DIRECTIONS FOR THIS TASK
Search the entries for the word "Data". Copy every line that holds it.
┏━━
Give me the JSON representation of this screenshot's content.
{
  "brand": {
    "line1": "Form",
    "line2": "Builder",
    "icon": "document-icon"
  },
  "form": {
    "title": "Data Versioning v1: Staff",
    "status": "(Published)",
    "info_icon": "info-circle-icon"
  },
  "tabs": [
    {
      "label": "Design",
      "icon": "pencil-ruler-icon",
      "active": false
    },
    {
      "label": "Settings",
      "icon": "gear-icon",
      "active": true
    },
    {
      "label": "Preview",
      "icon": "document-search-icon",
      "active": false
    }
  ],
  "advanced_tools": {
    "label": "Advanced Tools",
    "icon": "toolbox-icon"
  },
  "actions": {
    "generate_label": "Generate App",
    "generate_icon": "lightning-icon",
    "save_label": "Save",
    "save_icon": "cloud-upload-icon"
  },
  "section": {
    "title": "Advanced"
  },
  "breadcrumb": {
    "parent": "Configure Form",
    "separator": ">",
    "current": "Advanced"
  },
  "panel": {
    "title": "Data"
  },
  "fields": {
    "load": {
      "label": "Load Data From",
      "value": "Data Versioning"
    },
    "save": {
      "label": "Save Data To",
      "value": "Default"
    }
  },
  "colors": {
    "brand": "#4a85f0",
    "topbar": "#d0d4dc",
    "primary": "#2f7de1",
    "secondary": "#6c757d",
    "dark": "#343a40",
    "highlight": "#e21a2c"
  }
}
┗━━
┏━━
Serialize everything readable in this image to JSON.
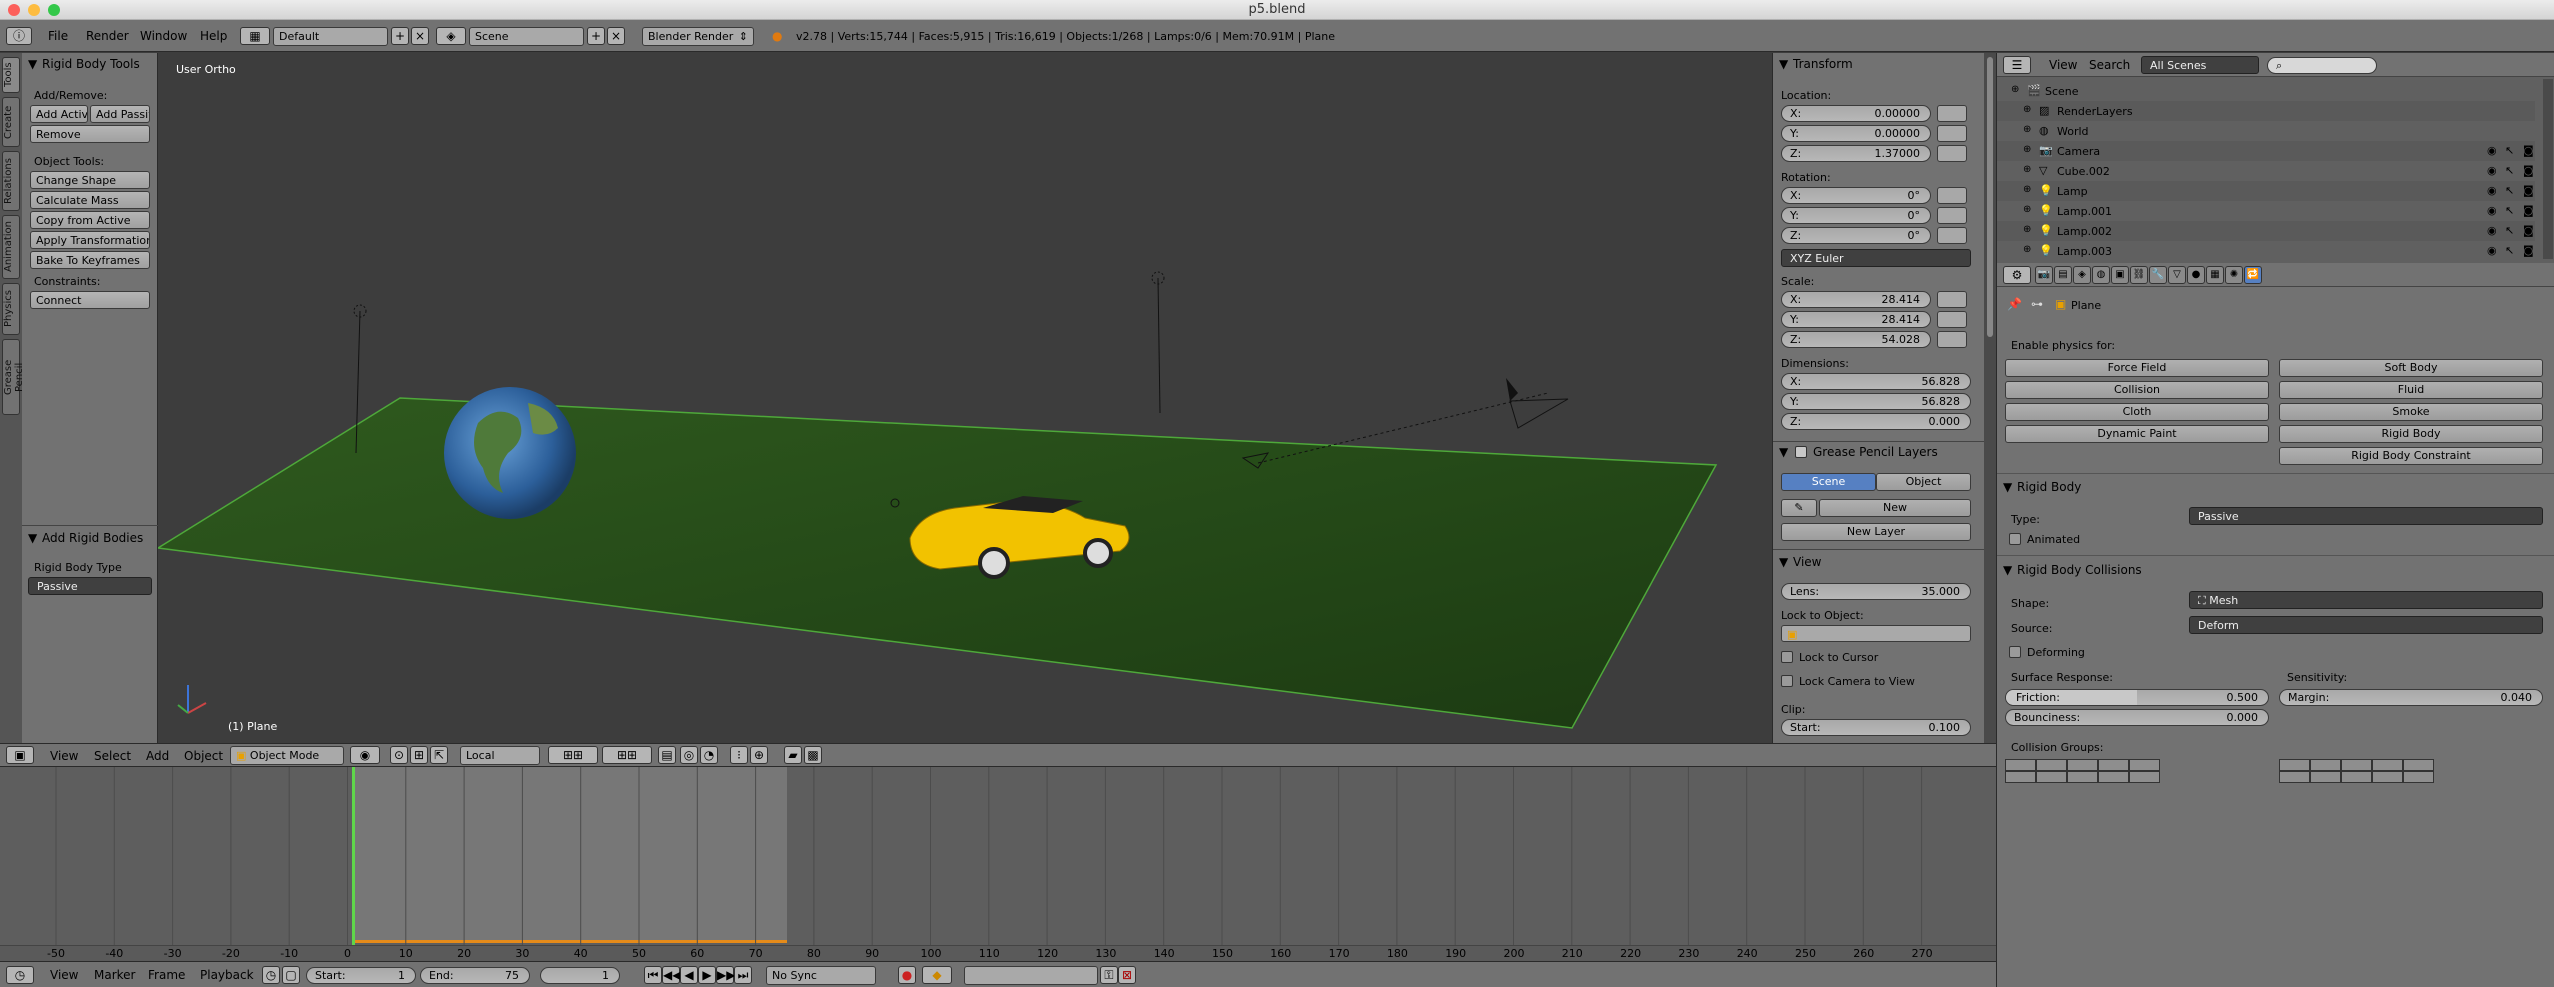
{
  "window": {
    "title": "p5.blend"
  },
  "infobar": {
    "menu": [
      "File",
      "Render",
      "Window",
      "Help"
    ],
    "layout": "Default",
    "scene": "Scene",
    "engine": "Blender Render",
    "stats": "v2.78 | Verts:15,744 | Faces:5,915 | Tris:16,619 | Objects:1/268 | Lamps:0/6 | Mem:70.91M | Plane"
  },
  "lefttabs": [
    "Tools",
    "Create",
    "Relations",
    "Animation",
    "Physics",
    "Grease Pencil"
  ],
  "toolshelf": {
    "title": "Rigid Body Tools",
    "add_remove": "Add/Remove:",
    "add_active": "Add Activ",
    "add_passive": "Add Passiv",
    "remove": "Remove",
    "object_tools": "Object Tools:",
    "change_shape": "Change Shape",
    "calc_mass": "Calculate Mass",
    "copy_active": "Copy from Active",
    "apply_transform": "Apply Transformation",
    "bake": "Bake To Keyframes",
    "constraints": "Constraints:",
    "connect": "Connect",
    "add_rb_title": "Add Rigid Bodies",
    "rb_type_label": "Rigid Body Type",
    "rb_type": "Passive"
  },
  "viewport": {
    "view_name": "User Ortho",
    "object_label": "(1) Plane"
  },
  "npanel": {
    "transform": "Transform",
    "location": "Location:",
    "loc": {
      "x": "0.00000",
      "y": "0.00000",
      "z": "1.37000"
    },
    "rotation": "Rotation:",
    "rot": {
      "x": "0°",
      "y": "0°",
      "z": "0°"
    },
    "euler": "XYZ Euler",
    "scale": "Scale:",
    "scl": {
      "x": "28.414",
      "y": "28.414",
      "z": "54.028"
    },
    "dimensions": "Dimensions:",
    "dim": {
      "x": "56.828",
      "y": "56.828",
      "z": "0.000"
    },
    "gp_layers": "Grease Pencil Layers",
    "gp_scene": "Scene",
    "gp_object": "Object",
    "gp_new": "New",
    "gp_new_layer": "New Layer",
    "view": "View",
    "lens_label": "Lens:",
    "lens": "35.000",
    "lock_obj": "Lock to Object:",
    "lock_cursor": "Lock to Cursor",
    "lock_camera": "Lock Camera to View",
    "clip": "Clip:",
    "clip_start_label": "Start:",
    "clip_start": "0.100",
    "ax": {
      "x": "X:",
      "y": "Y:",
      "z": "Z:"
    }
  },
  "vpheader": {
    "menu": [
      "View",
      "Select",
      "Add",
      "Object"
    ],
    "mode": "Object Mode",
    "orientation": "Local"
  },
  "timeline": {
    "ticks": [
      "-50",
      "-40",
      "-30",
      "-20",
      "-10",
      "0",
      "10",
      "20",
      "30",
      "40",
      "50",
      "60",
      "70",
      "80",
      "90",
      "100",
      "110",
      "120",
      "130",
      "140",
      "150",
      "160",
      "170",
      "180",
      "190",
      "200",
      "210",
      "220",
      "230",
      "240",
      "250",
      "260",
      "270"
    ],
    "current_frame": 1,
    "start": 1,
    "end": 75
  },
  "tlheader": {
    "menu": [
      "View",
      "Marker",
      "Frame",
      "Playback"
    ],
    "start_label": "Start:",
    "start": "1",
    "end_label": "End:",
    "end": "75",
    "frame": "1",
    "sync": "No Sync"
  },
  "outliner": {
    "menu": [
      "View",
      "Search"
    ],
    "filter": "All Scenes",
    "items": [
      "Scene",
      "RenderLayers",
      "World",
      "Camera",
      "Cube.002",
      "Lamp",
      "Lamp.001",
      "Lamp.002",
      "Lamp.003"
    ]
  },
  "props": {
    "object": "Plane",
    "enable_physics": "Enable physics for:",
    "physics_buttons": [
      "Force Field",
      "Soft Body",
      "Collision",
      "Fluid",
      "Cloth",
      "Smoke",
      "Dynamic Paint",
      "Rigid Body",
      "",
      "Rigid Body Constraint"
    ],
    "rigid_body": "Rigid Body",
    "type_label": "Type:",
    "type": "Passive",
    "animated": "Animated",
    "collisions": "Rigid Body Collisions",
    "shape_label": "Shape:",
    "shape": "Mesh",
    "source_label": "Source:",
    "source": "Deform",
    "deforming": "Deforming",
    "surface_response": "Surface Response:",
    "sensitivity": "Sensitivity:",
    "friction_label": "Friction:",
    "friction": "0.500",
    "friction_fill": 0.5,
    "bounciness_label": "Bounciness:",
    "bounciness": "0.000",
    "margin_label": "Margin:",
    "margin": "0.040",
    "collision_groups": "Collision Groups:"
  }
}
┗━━
RESPONSE TO THE EXERCISE
    "title": "Data Versioning v1: Staff",
    "title": "Data"
      "label": "Load Data From",
      "value": "Data Versioning"
      "label": "Save Data To",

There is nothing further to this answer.